Although special effects were relied on heavily, with 1,450 visual effects shots, Doctor Strange is still far from the most computer-reliant MCU movie. The cosmic spectacular Guardians of the Galaxy (2014) used 2,750, a little more than the 2,500 used by Captain America: The Winter Soldier (2014). At the top of the list for most CGI heavy to date is last year's Avengers: Age of Ultron, with 3,000 visual effects shots.
In the same manner of all things computer related, CGI technology has enhanced and increased in effectiveness over a short space of time. The ability to generate such high-concept computer imagery has been the single-most effective catalyst in the rise of the superhero genre; perhaps the reason the market is now so saturated comes down to the fact that, years gone by, the tools couldn't match the imagination.
Now, though, comic book adaptations are leading the way in pushing the boundaries of what can be achieved with computer imagery, and Doctor Strange is the latest example of that.
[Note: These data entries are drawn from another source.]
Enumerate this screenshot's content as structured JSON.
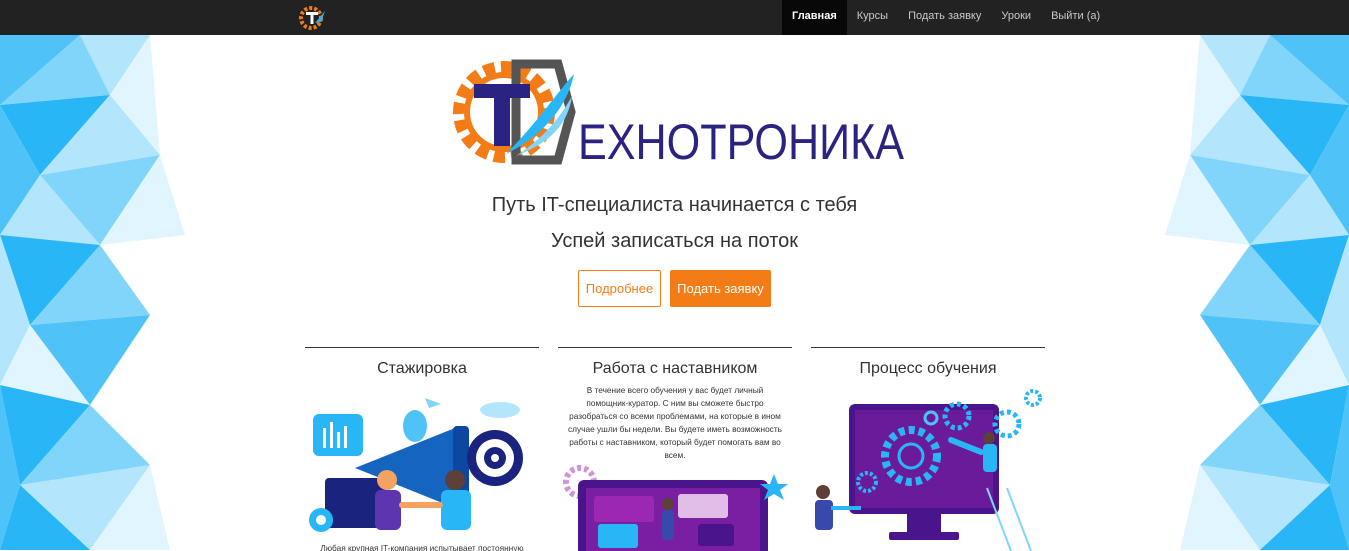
{
  "nav": {
    "items": [
      {
        "label": "Главная"
      },
      {
        "label": "Курсы"
      },
      {
        "label": "Подать заявку"
      },
      {
        "label": "Уроки"
      },
      {
        "label": "Выйти (a)"
      }
    ]
  },
  "logo": {
    "text": "ЕХНОТРОНИКА",
    "letter": "T"
  },
  "hero": {
    "tagline1": "Путь IT-специалиста начинается с тебя",
    "tagline2": "Успей записаться на поток",
    "btn_more": "Подробнее",
    "btn_apply": "Подать заявку"
  },
  "cards": [
    {
      "title": "Стажировка",
      "text": "Любая крупная IT-компания испытывает постоянную"
    },
    {
      "title": "Работа с наставником",
      "text": "В течение всего обучения у вас будет личный помощник-куратор. С ним вы сможете быстро разобраться со всеми проблемами, на которые в ином случае ушли бы недели. Вы будете иметь возможность работы с наставником, который будет помогать вам во всем."
    },
    {
      "title": "Процесс обучения",
      "text": ""
    }
  ],
  "colors": {
    "accent": "#f47c16",
    "navbar": "#222222",
    "brand_blue": "#2b2382",
    "bg_tri": "#29b6f6"
  }
}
If the skills are where they are now, it's exciting to imagine what superhero movies will be brought to life over the next 13 MCU films, the next decade, and beyond.
Which is the best CGI heavy Marvel film?
(Source: The Hollywood Reporter)